I was listening to Lenny Bruce: Let the Buyer Beware the other night after having just watched “Gloria,” and I felt a kinship between you two, in terms of how you both confront hypocrisy in society.
I think it’s the use of humor. Now here’s something I’ve been thinking about: how laughter comes out of seeing two things coming together and unexpectedly making a third. Laughter is said to be the only free emotion. You can compel fear. You can even make someone feel they’re in love if they’re isolated and dependant for long enough. But laughter is free. And that’s very important to me because I’ve grown to only trust places where laughter is alright. If it’s a place full of false solemnity, you know you’re in trouble.
One of the interesting aspects of the film is the way in which you expand the definition of the feminist movement by speaking to everyone who’s experienced inequality, not just women.
Well, that’s it. That’s the key. I mean, you can’t go on thinking half the human race is somewhat unequal to the other half, and not have a wrong worldview of everything else. It starts the hierarchy, and then you’re cooked [LAUGHS].
Why is it important to question hierarchies?
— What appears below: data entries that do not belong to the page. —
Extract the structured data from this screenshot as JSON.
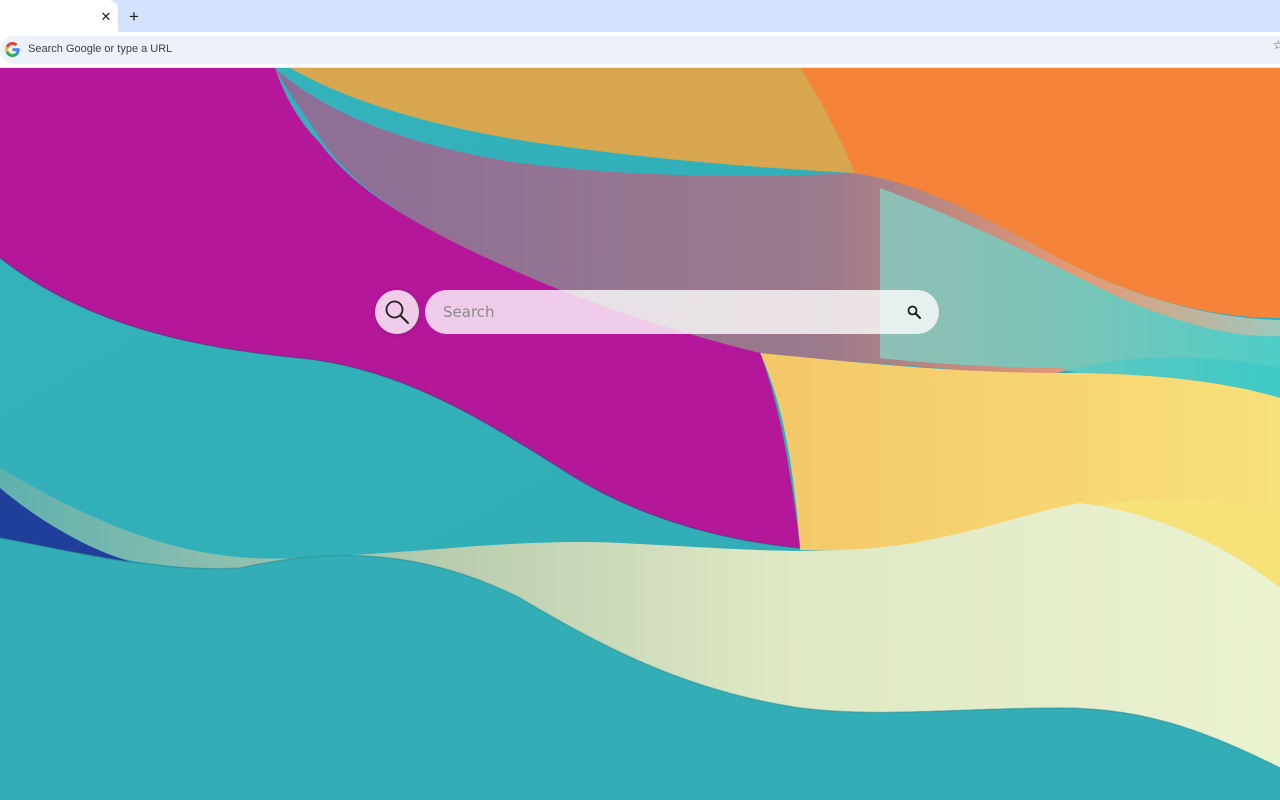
{
  "browser": {
    "tab": {
      "title": "",
      "close_glyph": "✕"
    },
    "new_tab_glyph": "+",
    "omnibox": {
      "text": "Search Google or type a URL",
      "icon": "google-g-icon"
    },
    "bookmark_glyph": "☆"
  },
  "page": {
    "search": {
      "placeholder": "Search",
      "logo_icon": "magnifier-logo-icon",
      "button_icon": "search-icon"
    },
    "wallpaper": {
      "description_colors": {
        "magenta": "#b5179a",
        "orange": "#f5843a",
        "gold": "#d8a84e",
        "teal": "#35b0b8",
        "yellow": "#f5d36a",
        "cream": "#e4ecc6"
      }
    }
  },
  "colors": {
    "tabstrip": "#d3e3fd",
    "omnibox": "#edf2fa"
  }
}
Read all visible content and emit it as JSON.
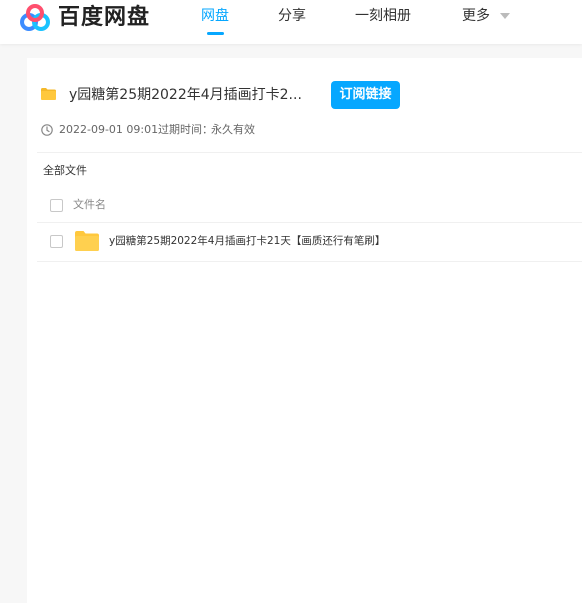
{
  "brand": {
    "name": "百度网盘"
  },
  "nav": {
    "items": [
      {
        "label": "网盘",
        "active": true
      },
      {
        "label": "分享",
        "active": false
      },
      {
        "label": "一刻相册",
        "active": false
      },
      {
        "label": "更多",
        "active": false
      }
    ]
  },
  "share": {
    "title": "y园糖第25期2022年4月插画打卡2...",
    "subscribe_label": "订阅链接",
    "date": "2022-09-01 09:01",
    "expire_label": "过期时间：",
    "expire_value": "永久有效"
  },
  "files": {
    "breadcrumb": "全部文件",
    "column_header": "文件名",
    "items": [
      {
        "name": "y园糖第25期2022年4月插画打卡21天【画质还行有笔刷】",
        "type": "folder"
      }
    ]
  },
  "colors": {
    "accent": "#06a7ff",
    "folder": "#ffd04f"
  }
}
What I’ve learned is that unless it’s an emergency, like a fire or brain surgery, hierarchy is not necessary, and may be damaging. If you have a hierarchy, you’re repeating the strengths and weaknesses of one person without allowing for the accumulative strength of a group. And you’re also not learning from each other’s stories. What’s so valuable about HBO is they tell stories. We learn from stories. We do not learn from statistics. If you hear a statistic, you will make up a story to go with it, because our brains are organized on narrative. And you may very well make up a wrong story because you only have one fact, which is a statistic. If you hear a story, you learn and retain it.
Speaking of stories, you’re quoted as saying, “I made feminists older than myself feel uneasy as I wandered around in the ‘70s in miniskirts and boots, with a button that said ‘Cunt Power.” Why did you do that?
It’s what movements do! In lots of different ways, we take words that are used against us and use them in a positive way. ‘Black’ was a negative word, and the Civil Rights Movement took it and made it positive. ‘Gay’ was a negative word, and the movement made it positive. Today, young women are doing ‘slut walks’ because in Canada police officials told girls that they wouldn’t get sexually attacked in the street if they didn’t dress like sluts, which is like blaming the victim. So there are like 45 cities now in which there have been slut walks. In London, young women were carrying signs that said, “A Dress Is Not a Yes!” It made me laugh out loud!
It’s taking a negative and saying, you call me that? Okay, I’ll take that and make it positive. And, you know, pre-patriarchy, “cunt” was not a bad word; it has the same linguistic origin as the word ‘country;’ because the idea was ‘a mother country.’
You’ve said, “I wasn’t crazy, the system was crazy.” Is the system still crazy?